Last year in a hot tub overlooking the Pacific, I was fortunate enough to strike up a conversation on this topic with Catherine Ann Jones, an award-winning writer for television and film who is committed to socially responsible writing. I recently had the pleasure of interviewing Catherine about her writing and teaching and the role artists play in making a difference in society. To listen to this interview now,
My friend Alice Barry (www.entertainingtheidea.com) calls March the Month of More Meaning. Throughout the month of March she’ll be focusing on and exploring the many ways we can contribute to the world in meaningful ways through our businesses. As you know, the mission of “Inspired Livelihood” is to support, inspire and encourage artists, musicians, authors and aspiring entrepreneurs to make a living while making a difference in their community or the world.
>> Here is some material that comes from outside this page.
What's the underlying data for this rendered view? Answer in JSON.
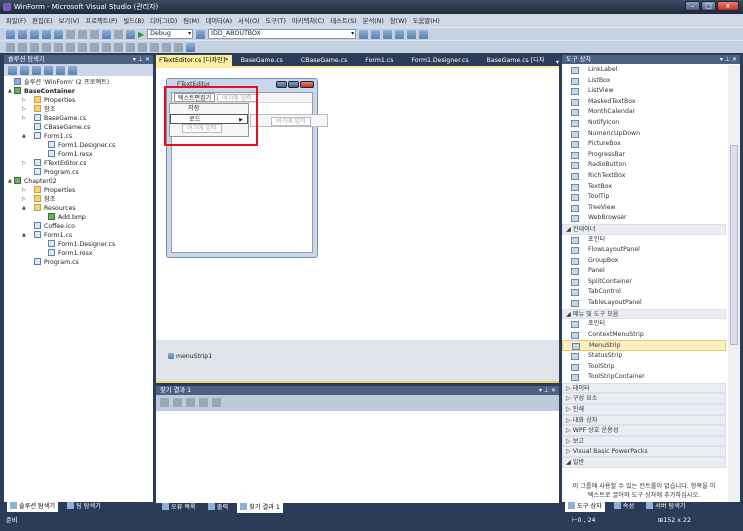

As Barbara Winter, author of ”Making a Living Without a Job” said in her recent Joyfully Jobless newsletter the “search for meaningful work that makes a positive impact in the world is a huge motivator” of the successfully self employed. If you are ready to activate your inner activist and add the meaning/purpose piece to your bottom line, the “Inspired Livelihood Workshop” is for you. .
Join Alice, Barbara and me f in Sedona, Arizona on April 16 & 17. With this exquisite community as our backdrop, we’ll explore what it means to create a business that is both profitable and meaningful. Read about this exciting event HERE